(Entries from a dataset of interfaces)
§

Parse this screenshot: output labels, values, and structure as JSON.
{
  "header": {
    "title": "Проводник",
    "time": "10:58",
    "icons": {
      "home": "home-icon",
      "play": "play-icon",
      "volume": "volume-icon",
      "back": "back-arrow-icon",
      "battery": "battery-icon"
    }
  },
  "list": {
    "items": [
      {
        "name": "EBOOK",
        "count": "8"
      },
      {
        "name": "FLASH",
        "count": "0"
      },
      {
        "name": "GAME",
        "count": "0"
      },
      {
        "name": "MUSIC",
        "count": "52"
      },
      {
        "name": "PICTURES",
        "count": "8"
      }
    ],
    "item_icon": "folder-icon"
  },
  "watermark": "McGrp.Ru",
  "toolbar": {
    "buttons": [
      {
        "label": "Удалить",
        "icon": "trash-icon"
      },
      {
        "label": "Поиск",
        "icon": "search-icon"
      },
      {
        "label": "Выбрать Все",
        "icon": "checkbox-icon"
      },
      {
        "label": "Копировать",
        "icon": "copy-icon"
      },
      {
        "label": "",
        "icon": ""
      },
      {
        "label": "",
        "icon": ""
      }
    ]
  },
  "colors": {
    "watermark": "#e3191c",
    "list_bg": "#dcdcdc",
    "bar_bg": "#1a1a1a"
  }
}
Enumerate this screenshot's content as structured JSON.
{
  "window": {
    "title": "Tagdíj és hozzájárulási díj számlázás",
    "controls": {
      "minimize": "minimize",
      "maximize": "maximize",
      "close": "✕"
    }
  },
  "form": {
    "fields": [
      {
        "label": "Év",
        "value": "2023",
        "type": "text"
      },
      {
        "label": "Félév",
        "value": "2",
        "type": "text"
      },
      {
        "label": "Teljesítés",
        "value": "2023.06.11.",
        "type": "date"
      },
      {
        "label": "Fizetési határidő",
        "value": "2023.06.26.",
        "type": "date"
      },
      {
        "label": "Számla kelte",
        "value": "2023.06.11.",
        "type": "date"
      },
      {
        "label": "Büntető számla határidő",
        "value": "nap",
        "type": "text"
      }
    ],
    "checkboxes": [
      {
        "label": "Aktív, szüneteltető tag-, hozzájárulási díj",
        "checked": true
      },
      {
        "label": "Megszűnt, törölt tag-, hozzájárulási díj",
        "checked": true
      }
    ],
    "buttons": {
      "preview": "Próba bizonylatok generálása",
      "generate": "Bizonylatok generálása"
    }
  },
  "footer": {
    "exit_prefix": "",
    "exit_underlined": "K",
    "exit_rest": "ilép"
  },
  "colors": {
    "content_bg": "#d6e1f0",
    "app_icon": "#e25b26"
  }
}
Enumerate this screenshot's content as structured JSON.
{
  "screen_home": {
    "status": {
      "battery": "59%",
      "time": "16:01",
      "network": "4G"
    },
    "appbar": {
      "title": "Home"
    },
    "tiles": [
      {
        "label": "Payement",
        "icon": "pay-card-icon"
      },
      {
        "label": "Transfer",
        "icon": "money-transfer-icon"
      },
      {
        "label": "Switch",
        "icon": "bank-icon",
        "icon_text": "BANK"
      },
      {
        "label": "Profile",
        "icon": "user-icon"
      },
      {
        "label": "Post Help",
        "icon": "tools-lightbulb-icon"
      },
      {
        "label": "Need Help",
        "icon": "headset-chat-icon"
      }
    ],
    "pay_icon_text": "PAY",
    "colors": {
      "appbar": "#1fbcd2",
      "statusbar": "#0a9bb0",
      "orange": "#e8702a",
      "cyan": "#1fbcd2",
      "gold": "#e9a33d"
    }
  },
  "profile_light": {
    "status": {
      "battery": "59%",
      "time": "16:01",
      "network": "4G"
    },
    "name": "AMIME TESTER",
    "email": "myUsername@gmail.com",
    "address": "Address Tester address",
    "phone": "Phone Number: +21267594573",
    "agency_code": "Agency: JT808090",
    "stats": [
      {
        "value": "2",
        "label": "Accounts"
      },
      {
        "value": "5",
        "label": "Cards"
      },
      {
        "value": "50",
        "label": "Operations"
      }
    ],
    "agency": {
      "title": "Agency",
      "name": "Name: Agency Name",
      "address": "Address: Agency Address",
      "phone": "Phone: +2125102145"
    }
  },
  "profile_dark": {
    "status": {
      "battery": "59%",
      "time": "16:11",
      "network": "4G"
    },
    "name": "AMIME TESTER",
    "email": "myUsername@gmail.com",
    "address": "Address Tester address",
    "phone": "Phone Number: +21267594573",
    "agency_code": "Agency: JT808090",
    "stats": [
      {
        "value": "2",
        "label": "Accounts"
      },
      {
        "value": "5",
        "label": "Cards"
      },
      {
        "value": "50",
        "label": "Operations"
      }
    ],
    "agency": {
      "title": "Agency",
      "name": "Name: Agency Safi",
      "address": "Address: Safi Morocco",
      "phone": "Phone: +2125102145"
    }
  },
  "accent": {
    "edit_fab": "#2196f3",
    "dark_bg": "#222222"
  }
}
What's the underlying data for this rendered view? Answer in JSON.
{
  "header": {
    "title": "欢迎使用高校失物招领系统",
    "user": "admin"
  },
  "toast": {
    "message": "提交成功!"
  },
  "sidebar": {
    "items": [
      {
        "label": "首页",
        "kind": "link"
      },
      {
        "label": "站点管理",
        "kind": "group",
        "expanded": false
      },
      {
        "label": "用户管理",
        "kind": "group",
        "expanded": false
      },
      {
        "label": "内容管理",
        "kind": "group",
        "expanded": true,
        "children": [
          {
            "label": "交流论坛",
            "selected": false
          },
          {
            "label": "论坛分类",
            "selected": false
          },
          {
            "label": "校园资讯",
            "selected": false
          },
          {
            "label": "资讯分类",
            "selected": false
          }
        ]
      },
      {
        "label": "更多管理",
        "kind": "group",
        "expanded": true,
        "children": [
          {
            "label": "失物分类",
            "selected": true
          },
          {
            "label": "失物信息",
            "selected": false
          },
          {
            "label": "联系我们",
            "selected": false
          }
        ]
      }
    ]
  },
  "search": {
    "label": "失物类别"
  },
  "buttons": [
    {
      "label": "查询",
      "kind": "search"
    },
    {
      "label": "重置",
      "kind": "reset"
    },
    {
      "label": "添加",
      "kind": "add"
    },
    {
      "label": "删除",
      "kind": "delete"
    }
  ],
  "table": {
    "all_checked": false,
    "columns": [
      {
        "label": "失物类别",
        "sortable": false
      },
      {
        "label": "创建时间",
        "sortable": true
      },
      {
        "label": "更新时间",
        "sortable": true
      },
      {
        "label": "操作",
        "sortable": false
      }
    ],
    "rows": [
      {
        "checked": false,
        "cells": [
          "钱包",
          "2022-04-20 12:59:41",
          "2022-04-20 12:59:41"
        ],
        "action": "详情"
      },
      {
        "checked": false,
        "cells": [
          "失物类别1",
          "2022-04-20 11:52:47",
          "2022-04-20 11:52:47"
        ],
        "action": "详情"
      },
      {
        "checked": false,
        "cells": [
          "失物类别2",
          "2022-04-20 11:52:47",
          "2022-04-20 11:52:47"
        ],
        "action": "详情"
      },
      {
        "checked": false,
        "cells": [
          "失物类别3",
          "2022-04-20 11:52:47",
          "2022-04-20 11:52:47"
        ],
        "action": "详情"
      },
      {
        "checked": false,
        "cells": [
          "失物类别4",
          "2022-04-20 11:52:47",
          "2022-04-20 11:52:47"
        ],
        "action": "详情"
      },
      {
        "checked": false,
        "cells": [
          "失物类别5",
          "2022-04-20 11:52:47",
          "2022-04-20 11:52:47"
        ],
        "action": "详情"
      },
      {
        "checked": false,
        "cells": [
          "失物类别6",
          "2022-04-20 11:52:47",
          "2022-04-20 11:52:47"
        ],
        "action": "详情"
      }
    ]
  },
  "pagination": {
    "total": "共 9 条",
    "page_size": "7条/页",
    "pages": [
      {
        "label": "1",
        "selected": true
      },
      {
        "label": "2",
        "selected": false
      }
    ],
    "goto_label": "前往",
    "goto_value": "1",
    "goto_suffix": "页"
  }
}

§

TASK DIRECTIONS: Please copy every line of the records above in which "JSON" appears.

EXERCISE RESPONSE:
Parse this screenshot: output labels, values, and structure as JSON.
Enumerate this screenshot's content as structured JSON.
Enumerate this screenshot's content as structured JSON.
What's the underlying data for this rendered view? Answer in JSON.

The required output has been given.